[Dataset rows for apps and sites]

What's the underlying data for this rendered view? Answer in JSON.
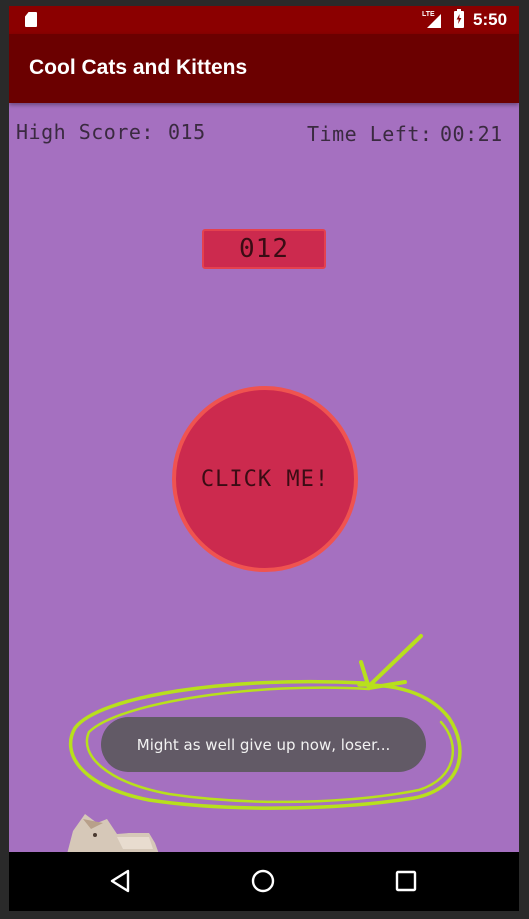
{
  "status_bar": {
    "network_label": "LTE",
    "time": "5:50",
    "icons": [
      "sd-card-icon",
      "signal-icon",
      "battery-charging-icon"
    ]
  },
  "app_bar": {
    "title": "Cool Cats and Kittens"
  },
  "game": {
    "high_score_label": "High Score:",
    "high_score_value": "015",
    "time_left_label": "Time Left:",
    "time_left_value": "00:21",
    "current_score": "012",
    "click_button_label": "CLICK ME!"
  },
  "toast": {
    "message": "Might as well give up now, loser..."
  },
  "nav_bar": {
    "icons": [
      "back-icon",
      "home-icon",
      "recents-icon"
    ]
  },
  "colors": {
    "status_bar": "#8b0000",
    "app_bar": "#6b0000",
    "background": "#a570c0",
    "accent": "#cc2a4e",
    "accent_border": "#ef5350",
    "annotation": "#b8e01c",
    "toast": "#625a66"
  }
}
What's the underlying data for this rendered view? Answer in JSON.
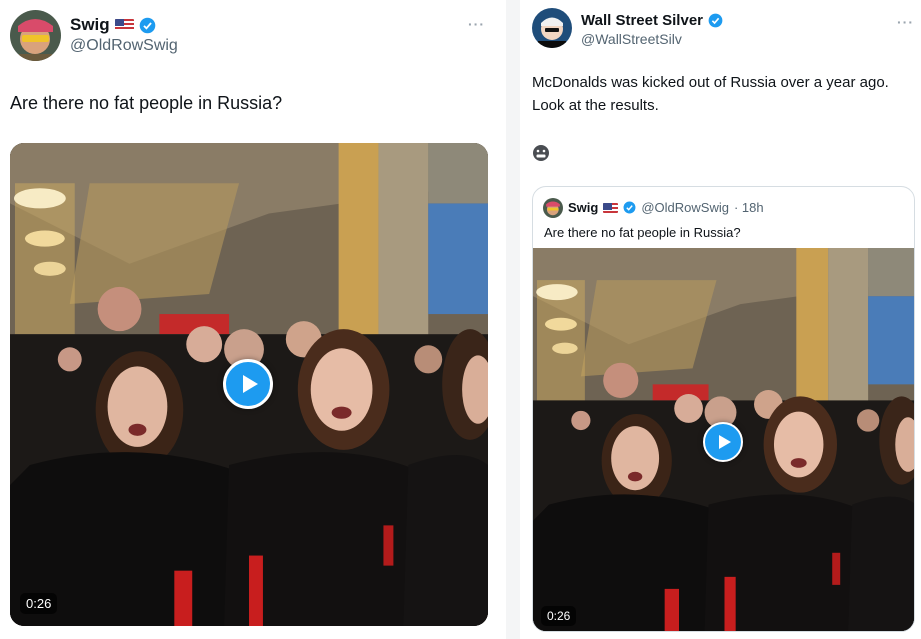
{
  "left_tweet": {
    "display_name": "Swig",
    "handle": "@OldRowSwig",
    "more_label": "···",
    "text": "Are there no fat people in Russia?",
    "video_duration": "0:26"
  },
  "right_tweet": {
    "display_name": "Wall Street Silver",
    "handle": "@WallStreetSilv",
    "more_label": "···",
    "text_line1": "McDonalds was kicked out of Russia over a year ago.",
    "text_line2": "Look at the results.",
    "quoted": {
      "display_name": "Swig",
      "handle": "@OldRowSwig",
      "time": "· 18h",
      "text": "Are there no fat people in Russia?",
      "video_duration": "0:26"
    }
  },
  "colors": {
    "accent": "#1d9bf0",
    "text": "#0f1419",
    "secondary_text": "#536471"
  },
  "icons": {
    "verified": "verified-badge-icon",
    "flag": "us-flag-icon",
    "play": "play-icon",
    "more": "more-options-icon",
    "emoji": "grimacing-emoji-icon"
  }
}
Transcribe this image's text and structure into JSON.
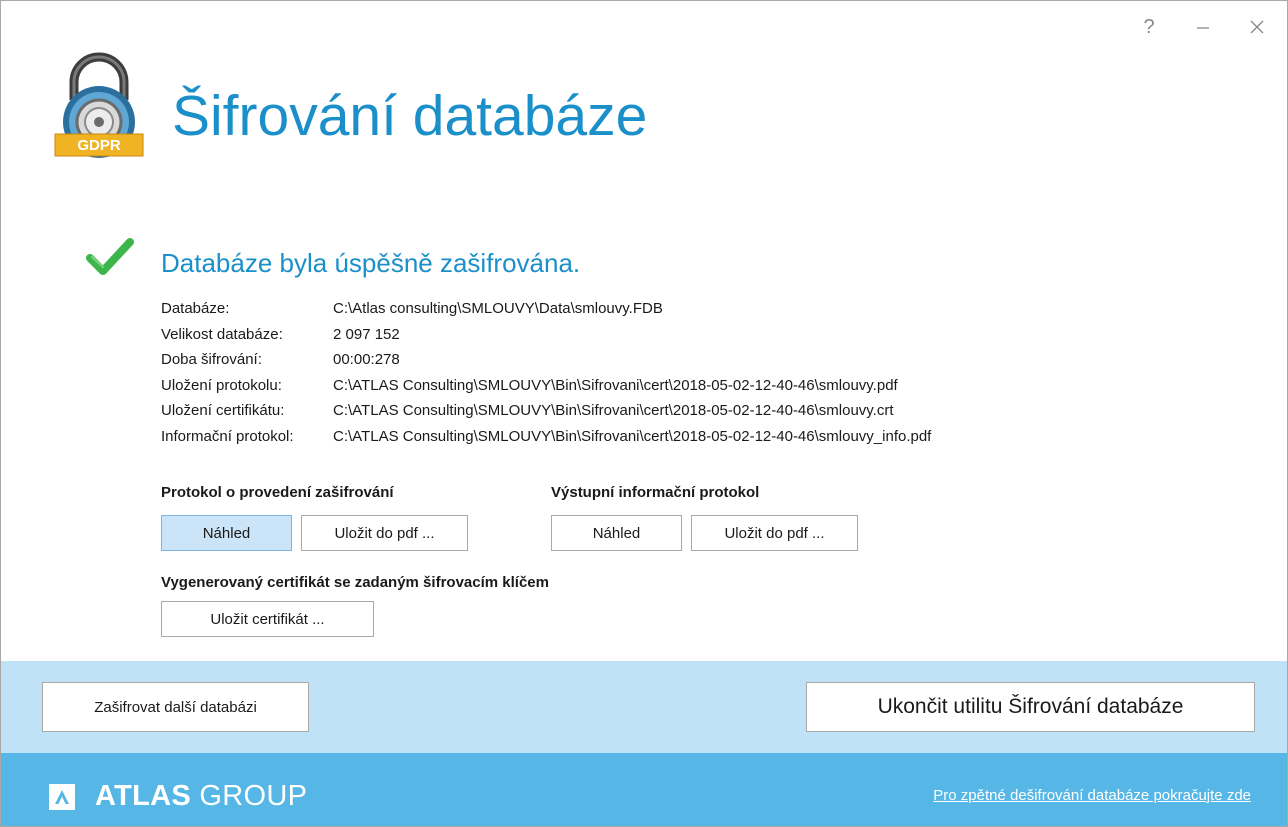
{
  "window": {
    "help_glyph": "?",
    "minimize_glyph": "–",
    "close_glyph": "✕"
  },
  "header": {
    "logo_badge": "GDPR",
    "title": "Šifrování databáze"
  },
  "status": {
    "message": "Databáze byla úspěšně zašifrována.",
    "icon": "checkmark-icon",
    "color": "#3cb64a"
  },
  "info": [
    {
      "label": "Databáze:",
      "value": "C:\\Atlas consulting\\SMLOUVY\\Data\\smlouvy.FDB"
    },
    {
      "label": "Velikost databáze:",
      "value": "2 097 152"
    },
    {
      "label": "Doba šifrování:",
      "value": "00:00:278"
    },
    {
      "label": "Uložení protokolu:",
      "value": "C:\\ATLAS Consulting\\SMLOUVY\\Bin\\Sifrovani\\cert\\2018-05-02-12-40-46\\smlouvy.pdf"
    },
    {
      "label": "Uložení certifikátu:",
      "value": "C:\\ATLAS Consulting\\SMLOUVY\\Bin\\Sifrovani\\cert\\2018-05-02-12-40-46\\smlouvy.crt"
    },
    {
      "label": "Informační protokol:",
      "value": "C:\\ATLAS Consulting\\SMLOUVY\\Bin\\Sifrovani\\cert\\2018-05-02-12-40-46\\smlouvy_info.pdf"
    }
  ],
  "protocol_section": {
    "heading": "Protokol o provedení zašifrování",
    "preview_label": "Náhled",
    "save_pdf_label": "Uložit do pdf ..."
  },
  "info_protocol_section": {
    "heading": "Výstupní informační protokol",
    "preview_label": "Náhled",
    "save_pdf_label": "Uložit do pdf ..."
  },
  "certificate_section": {
    "heading": "Vygenerovaný certifikát se zadaným šifrovacím klíčem",
    "save_label": "Uložit certifikát ..."
  },
  "actions": {
    "encrypt_another_label": "Zašifrovat další databázi",
    "exit_label": "Ukončit utilitu Šifrování databáze"
  },
  "footer": {
    "brand_mark": "A",
    "brand_bold": "ATLAS",
    "brand_regular": " GROUP",
    "decrypt_link": "Pro zpětné dešifrování databáze pokračujte zde"
  },
  "colors": {
    "accent": "#1b8fc9",
    "action_bar": "#bfe2f6",
    "footer": "#56b7e6",
    "focused_button": "#cce4f7"
  }
}
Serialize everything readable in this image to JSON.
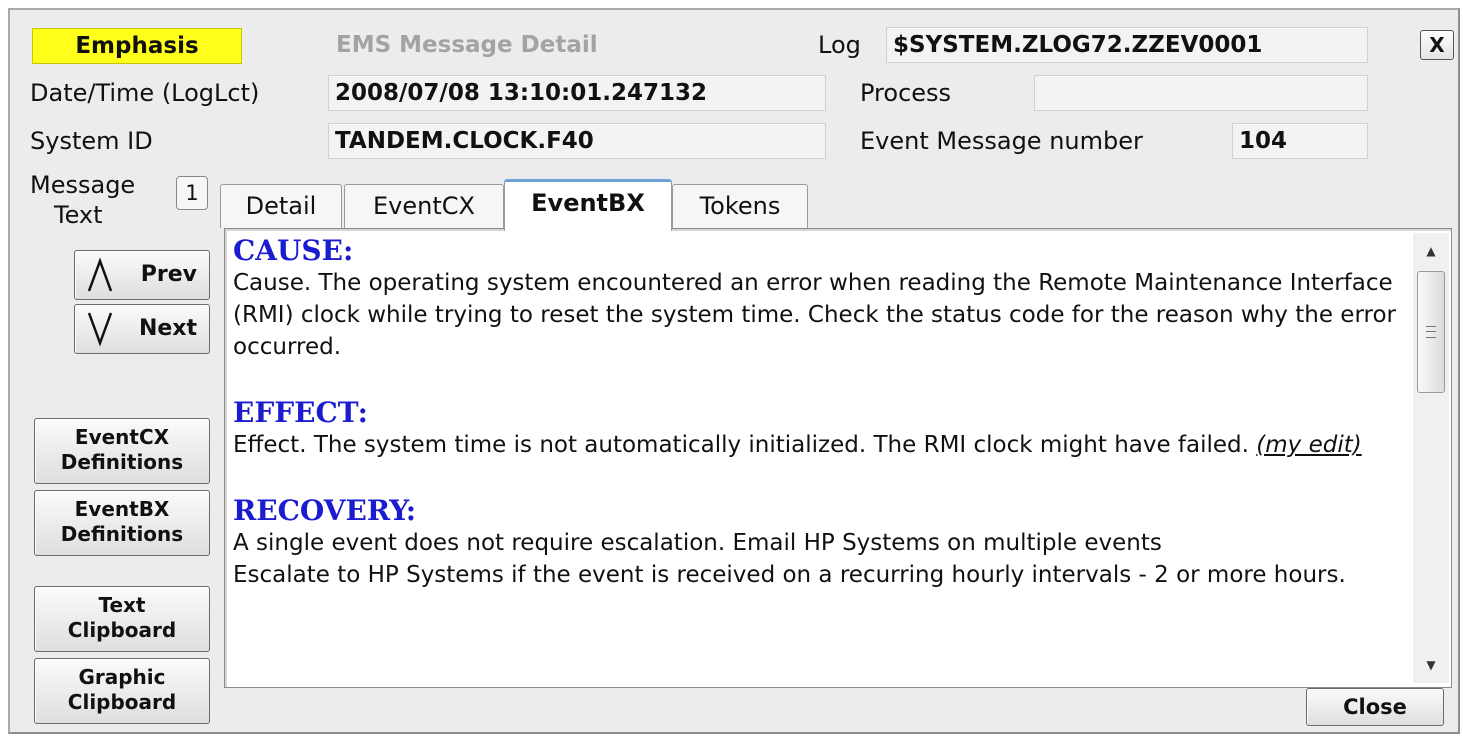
{
  "header": {
    "emphasis_label": "Emphasis",
    "title": "EMS Message Detail",
    "log_label": "Log",
    "log_value": "$SYSTEM.ZLOG72.ZZEV0001",
    "close_x_label": "X"
  },
  "fields": {
    "datetime_label": "Date/Time (LogLct)",
    "datetime_value": "2008/07/08 13:10:01.247132",
    "process_label": "Process",
    "process_value": "",
    "system_id_label": "System ID",
    "system_id_value": "TANDEM.CLOCK.F40",
    "event_number_label": "Event Message number",
    "event_number_value": "104"
  },
  "message": {
    "label_line1": "Message",
    "label_line2": "Text",
    "count": "1",
    "prev_label": "Prev",
    "next_label": "Next"
  },
  "left_buttons": {
    "eventcx_line1": "EventCX",
    "eventcx_line2": "Definitions",
    "eventbx_line1": "EventBX",
    "eventbx_line2": "Definitions",
    "text_clip_line1": "Text",
    "text_clip_line2": "Clipboard",
    "graphic_clip_line1": "Graphic",
    "graphic_clip_line2": "Clipboard"
  },
  "tabs": [
    {
      "label": "Detail",
      "active": false
    },
    {
      "label": "EventCX",
      "active": false
    },
    {
      "label": "EventBX",
      "active": true
    },
    {
      "label": "Tokens",
      "active": false
    }
  ],
  "content": {
    "cause_heading": "CAUSE:",
    "cause_text": "Cause.   The operating system encountered an error when reading the Remote Maintenance Interface (RMI) clock while trying to reset the system time. Check the status code for the reason why the error occurred.",
    "effect_heading": "EFFECT:",
    "effect_text": "Effect.   The system time is not automatically initialized. The RMI clock might have failed.",
    "effect_edit": "(my edit)",
    "recovery_heading": "RECOVERY:",
    "recovery_line1": "A single event does not require escalation. Email HP Systems on multiple events",
    "recovery_line2": "Escalate to HP Systems if the event is received on a recurring hourly intervals -  2 or more hours."
  },
  "footer": {
    "close_label": "Close"
  },
  "colors": {
    "emphasis_bg": "#ffff1a",
    "heading_blue": "#1b1bcf",
    "active_tab_accent": "#6fa0d8"
  }
}
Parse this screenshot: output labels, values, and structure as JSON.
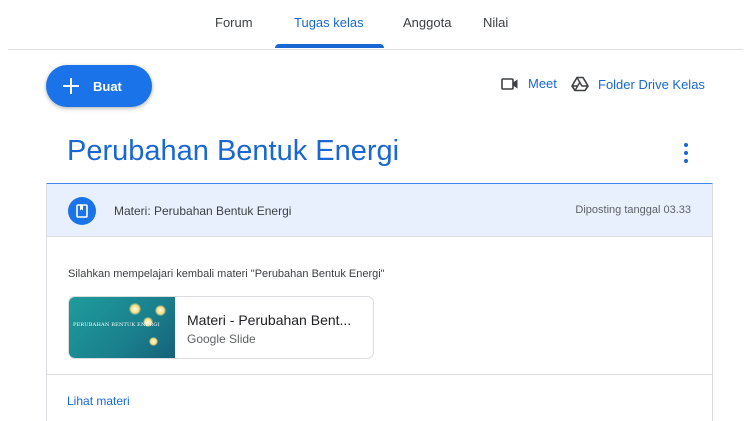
{
  "tabs": [
    {
      "label": "Forum",
      "active": false
    },
    {
      "label": "Tugas kelas",
      "active": true
    },
    {
      "label": "Anggota",
      "active": false
    },
    {
      "label": "Nilai",
      "active": false
    }
  ],
  "toolbar": {
    "create_label": "Buat",
    "meet_label": "Meet",
    "drive_label": "Folder Drive Kelas"
  },
  "topic": {
    "title": "Perubahan Bentuk Energi"
  },
  "material": {
    "header_title": "Materi: Perubahan Bentuk Energi",
    "posted": "Diposting tanggal 03.33",
    "description": "Silahkan mempelajari kembali materi \"Perubahan Bentuk Energi\"",
    "attachment": {
      "name": "Materi - Perubahan Bent...",
      "type": "Google Slide",
      "thumbnail_title": "PERUBAHAN BENTUK ENERGI"
    },
    "view_label": "Lihat materi"
  },
  "colors": {
    "accent": "#1967d2",
    "button": "#1a73e8",
    "header_bg": "#e8f0fe"
  }
}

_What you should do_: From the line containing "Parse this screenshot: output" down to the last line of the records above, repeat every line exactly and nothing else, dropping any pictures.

_Response to this task_:
Parse this screenshot: output labels, values, and structure as JSON.
{
  "tabs": [
    {
      "label": "Forum",
      "active": false
    },
    {
      "label": "Tugas kelas",
      "active": true
    },
    {
      "label": "Anggota",
      "active": false
    },
    {
      "label": "Nilai",
      "active": false
    }
  ],
  "toolbar": {
    "create_label": "Buat",
    "meet_label": "Meet",
    "drive_label": "Folder Drive Kelas"
  },
  "topic": {
    "title": "Perubahan Bentuk Energi"
  },
  "material": {
    "header_title": "Materi: Perubahan Bentuk Energi",
    "posted": "Diposting tanggal 03.33",
    "description": "Silahkan mempelajari kembali materi \"Perubahan Bentuk Energi\"",
    "attachment": {
      "name": "Materi - Perubahan Bent...",
      "type": "Google Slide",
      "thumbnail_title": "PERUBAHAN BENTUK ENERGI"
    },
    "view_label": "Lihat materi"
  },
  "colors": {
    "accent": "#1967d2",
    "button": "#1a73e8",
    "header_bg": "#e8f0fe"
  }
}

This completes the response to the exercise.